§ **WORKING DATA**
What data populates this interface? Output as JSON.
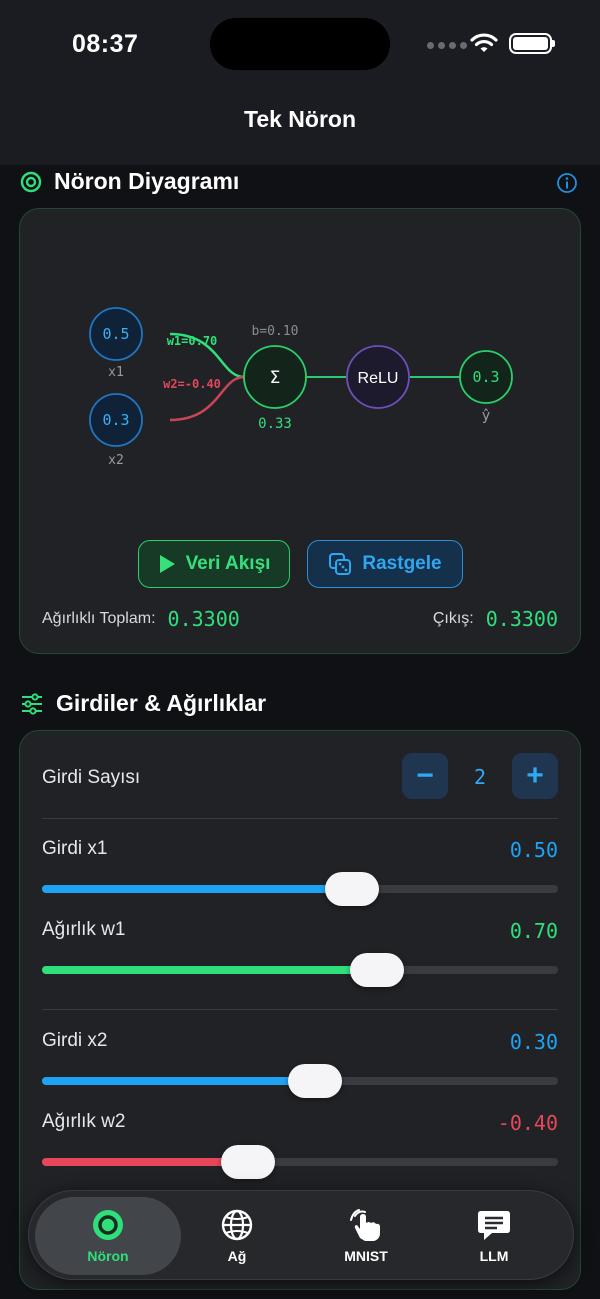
{
  "status_bar": {
    "time": "08:37"
  },
  "header": {
    "title": "Tek Nöron"
  },
  "diagram_section": {
    "title": "Nöron Diyagramı",
    "icon": "target-icon",
    "info_icon": "info-icon",
    "nodes": {
      "x1_value": "0.5",
      "x1_label": "x1",
      "x2_value": "0.3",
      "x2_label": "x2",
      "sum_symbol": "Σ",
      "sum_value": "0.33",
      "bias_label": "b=0.10",
      "activation": "ReLU",
      "output_value": "0.3",
      "output_label": "ŷ"
    },
    "edges": {
      "w1_label": "w1=0.70",
      "w2_label": "w2=-0.40"
    },
    "buttons": {
      "flow_label": "Veri Akışı",
      "random_label": "Rastgele"
    },
    "weighted_sum_label": "Ağırlıklı Toplam:",
    "weighted_sum_value": "0.3300",
    "output_label": "Çıkış:",
    "output_value": "0.3300"
  },
  "inputs_section": {
    "title": "Girdiler & Ağırlıklar",
    "icon": "sliders-icon",
    "input_count_label": "Girdi Sayısı",
    "input_count": "2",
    "minus_label": "−",
    "plus_label": "+",
    "rows": [
      {
        "label": "Girdi x1",
        "value": "0.50",
        "fraction": 0.6,
        "color": "#1fa3f5"
      },
      {
        "label": "Ağırlık w1",
        "value": "0.70",
        "fraction": 0.65,
        "color": "#2fe07a"
      },
      {
        "label": "Girdi x2",
        "value": "0.30",
        "fraction": 0.53,
        "color": "#1fa3f5"
      },
      {
        "label": "Ağırlık w2",
        "value": "-0.40",
        "fraction": 0.4,
        "color": "#e8475a"
      }
    ]
  },
  "tab_bar": {
    "tabs": [
      {
        "label": "Nöron",
        "icon": "neuron-icon",
        "active": true
      },
      {
        "label": "Ağ",
        "icon": "globe-icon",
        "active": false
      },
      {
        "label": "MNIST",
        "icon": "hand-tap-icon",
        "active": false
      },
      {
        "label": "LLM",
        "icon": "chat-bubble-icon",
        "active": false
      }
    ]
  },
  "colors": {
    "accent_green": "#2fe07a",
    "accent_blue": "#1fa3f5",
    "negative_red": "#e8475a",
    "background": "#101114",
    "card": "#212226"
  }
}
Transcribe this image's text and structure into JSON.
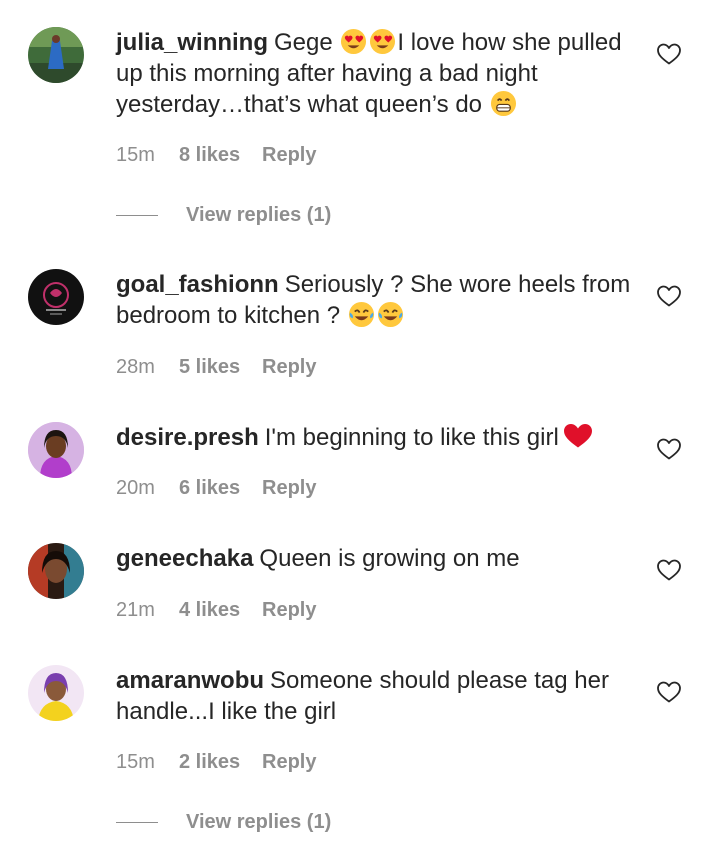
{
  "comments": [
    {
      "username": "julia_winning",
      "text_before": "Gege ",
      "text_after": "I love how she pulled up this morning after having a bad night yesterday…that’s what queen’s do ",
      "time": "15m",
      "likes": "8 likes",
      "reply": "Reply",
      "view_replies": "View replies (1)",
      "emojis": [
        "heart-eyes-emoji",
        "heart-eyes-emoji",
        "grinning-emoji"
      ]
    },
    {
      "username": "goal_fashionn",
      "text": "Seriously ? She wore heels from bedroom to kitchen ? ",
      "time": "28m",
      "likes": "5 likes",
      "reply": "Reply",
      "emojis": [
        "tears-of-joy-emoji",
        "tears-of-joy-emoji"
      ]
    },
    {
      "username": "desire.presh",
      "text": "I'm beginning to like this girl",
      "time": "20m",
      "likes": "6 likes",
      "reply": "Reply",
      "emojis": [
        "red-heart-emoji"
      ]
    },
    {
      "username": "geneechaka",
      "text": "Queen is growing on me",
      "time": "21m",
      "likes": "4 likes",
      "reply": "Reply"
    },
    {
      "username": "amaranwobu",
      "text": "Someone should please tag her handle...I like the girl",
      "time": "15m",
      "likes": "2 likes",
      "reply": "Reply",
      "view_replies": "View replies (1)"
    }
  ],
  "icons": {
    "like": "heart-outline-icon"
  },
  "colors": {
    "text": "#262626",
    "muted": "#8e8e8e",
    "heart_red": "#e0102a",
    "emoji_yellow": "#ffc83d"
  }
}
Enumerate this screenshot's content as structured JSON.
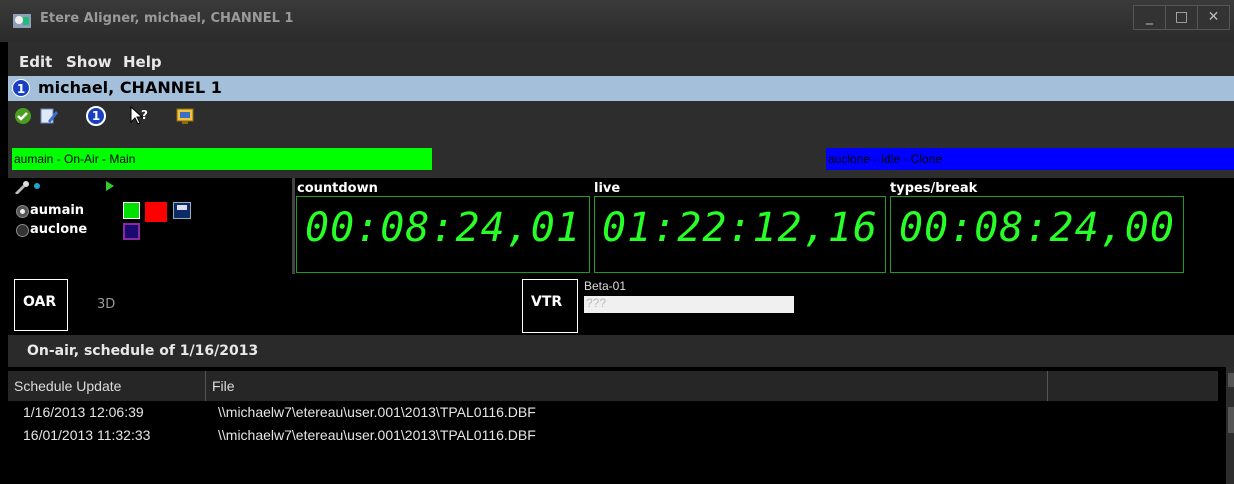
{
  "window": {
    "title": "Etere Aligner, michael, CHANNEL 1",
    "controls": [
      "_",
      "□",
      "✕"
    ]
  },
  "menu": {
    "items": [
      "Edit",
      "Show",
      "Help"
    ]
  },
  "channel": {
    "badge": "1",
    "title": "michael, CHANNEL 1"
  },
  "toolbar": {
    "buttons": [
      "confirm-icon",
      "edit-icon",
      "channel-1-icon",
      "help-pointer-icon",
      "monitor-icon"
    ],
    "badge": "1",
    "help_glyph": "?"
  },
  "status": {
    "main": {
      "text": "aumain - On-Air - Main",
      "color": "#00ff00"
    },
    "clone": {
      "text": "auclone - Idle - Clone",
      "color": "#0000ff"
    }
  },
  "servers": {
    "items": [
      {
        "label": "aumain",
        "selected": true
      },
      {
        "label": "auclone",
        "selected": false
      }
    ]
  },
  "timers": {
    "countdown": {
      "label": "countdown",
      "value": "00:08:24,01"
    },
    "live": {
      "label": "live",
      "value": "01:22:12,16"
    },
    "types_break": {
      "label": "types/break",
      "value": "00:08:24,00"
    }
  },
  "devices": {
    "oar_label": "OAR",
    "mode_3d": "3D",
    "vtr_label": "VTR",
    "vtr_name": "Beta-01",
    "vtr_value": "???"
  },
  "schedule": {
    "title": "On-air, schedule of 1/16/2013",
    "columns": [
      "Schedule Update",
      "File"
    ],
    "rows": [
      {
        "update": "1/16/2013 12:06:39",
        "file": "\\\\michaelw7\\etereau\\user.001\\2013\\TPAL0116.DBF"
      },
      {
        "update": "16/01/2013 11:32:33",
        "file": "\\\\michaelw7\\etereau\\user.001\\2013\\TPAL0116.DBF"
      }
    ]
  }
}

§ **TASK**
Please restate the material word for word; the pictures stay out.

§ **COMPLETED TASK**
What data populates this interface? Output as JSON.
{
  "status_bar": {
    "time": "08:37"
  },
  "header": {
    "title": "Tek Nöron"
  },
  "diagram_section": {
    "title": "Nöron Diyagramı",
    "icon": "target-icon",
    "info_icon": "info-icon",
    "nodes": {
      "x1_value": "0.5",
      "x1_label": "x1",
      "x2_value": "0.3",
      "x2_label": "x2",
      "sum_symbol": "Σ",
      "sum_value": "0.33",
      "bias_label": "b=0.10",
      "activation": "ReLU",
      "output_value": "0.3",
      "output_label": "ŷ"
    },
    "edges": {
      "w1_label": "w1=0.70",
      "w2_label": "w2=-0.40"
    },
    "buttons": {
      "flow_label": "Veri Akışı",
      "random_label": "Rastgele"
    },
    "weighted_sum_label": "Ağırlıklı Toplam:",
    "weighted_sum_value": "0.3300",
    "output_label": "Çıkış:",
    "output_value": "0.3300"
  },
  "inputs_section": {
    "title": "Girdiler & Ağırlıklar",
    "icon": "sliders-icon",
    "input_count_label": "Girdi Sayısı",
    "input_count": "2",
    "minus_label": "−",
    "plus_label": "+",
    "rows": [
      {
        "label": "Girdi x1",
        "value": "0.50",
        "fraction": 0.6,
        "color": "#1fa3f5"
      },
      {
        "label": "Ağırlık w1",
        "value": "0.70",
        "fraction": 0.65,
        "color": "#2fe07a"
      },
      {
        "label": "Girdi x2",
        "value": "0.30",
        "fraction": 0.53,
        "color": "#1fa3f5"
      },
      {
        "label": "Ağırlık w2",
        "value": "-0.40",
        "fraction": 0.4,
        "color": "#e8475a"
      }
    ]
  },
  "tab_bar": {
    "tabs": [
      {
        "label": "Nöron",
        "icon": "neuron-icon",
        "active": true
      },
      {
        "label": "Ağ",
        "icon": "globe-icon",
        "active": false
      },
      {
        "label": "MNIST",
        "icon": "hand-tap-icon",
        "active": false
      },
      {
        "label": "LLM",
        "icon": "chat-bubble-icon",
        "active": false
      }
    ]
  },
  "colors": {
    "accent_green": "#2fe07a",
    "accent_blue": "#1fa3f5",
    "negative_red": "#e8475a",
    "background": "#101114",
    "card": "#212226"
  }
}
Transcribe this image's text and structure into JSON.
{
  "comments": [
    {
      "username": "julia_winning",
      "text_before": "Gege ",
      "text_after": "I love how she pulled up this morning after having a bad night yesterday…that’s what queen’s do ",
      "time": "15m",
      "likes": "8 likes",
      "reply": "Reply",
      "view_replies": "View replies (1)",
      "emojis": [
        "heart-eyes-emoji",
        "heart-eyes-emoji",
        "grinning-emoji"
      ]
    },
    {
      "username": "goal_fashionn",
      "text": "Seriously ? She wore heels from bedroom to kitchen ? ",
      "time": "28m",
      "likes": "5 likes",
      "reply": "Reply",
      "emojis": [
        "tears-of-joy-emoji",
        "tears-of-joy-emoji"
      ]
    },
    {
      "username": "desire.presh",
      "text": "I'm beginning to like this girl",
      "time": "20m",
      "likes": "6 likes",
      "reply": "Reply",
      "emojis": [
        "red-heart-emoji"
      ]
    },
    {
      "username": "geneechaka",
      "text": "Queen is growing on me",
      "time": "21m",
      "likes": "4 likes",
      "reply": "Reply"
    },
    {
      "username": "amaranwobu",
      "text": "Someone should please tag her handle...I like the girl",
      "time": "15m",
      "likes": "2 likes",
      "reply": "Reply",
      "view_replies": "View replies (1)"
    }
  ],
  "icons": {
    "like": "heart-outline-icon"
  },
  "colors": {
    "text": "#262626",
    "muted": "#8e8e8e",
    "heart_red": "#e0102a",
    "emoji_yellow": "#ffc83d"
  }
}
Enumerate this screenshot's content as structured JSON.
{
  "window": {
    "title": "Etere Aligner, michael, CHANNEL 1",
    "controls": [
      "_",
      "□",
      "✕"
    ]
  },
  "menu": {
    "items": [
      "Edit",
      "Show",
      "Help"
    ]
  },
  "channel": {
    "badge": "1",
    "title": "michael, CHANNEL 1"
  },
  "toolbar": {
    "buttons": [
      "confirm-icon",
      "edit-icon",
      "channel-1-icon",
      "help-pointer-icon",
      "monitor-icon"
    ],
    "badge": "1",
    "help_glyph": "?"
  },
  "status": {
    "main": {
      "text": "aumain - On-Air - Main",
      "color": "#00ff00"
    },
    "clone": {
      "text": "auclone - Idle - Clone",
      "color": "#0000ff"
    }
  },
  "servers": {
    "items": [
      {
        "label": "aumain",
        "selected": true
      },
      {
        "label": "auclone",
        "selected": false
      }
    ]
  },
  "timers": {
    "countdown": {
      "label": "countdown",
      "value": "00:08:24,01"
    },
    "live": {
      "label": "live",
      "value": "01:22:12,16"
    },
    "types_break": {
      "label": "types/break",
      "value": "00:08:24,00"
    }
  },
  "devices": {
    "oar_label": "OAR",
    "mode_3d": "3D",
    "vtr_label": "VTR",
    "vtr_name": "Beta-01",
    "vtr_value": "???"
  },
  "schedule": {
    "title": "On-air, schedule of 1/16/2013",
    "columns": [
      "Schedule Update",
      "File"
    ],
    "rows": [
      {
        "update": "1/16/2013 12:06:39",
        "file": "\\\\michaelw7\\etereau\\user.001\\2013\\TPAL0116.DBF"
      },
      {
        "update": "16/01/2013 11:32:33",
        "file": "\\\\michaelw7\\etereau\\user.001\\2013\\TPAL0116.DBF"
      }
    ]
  }
}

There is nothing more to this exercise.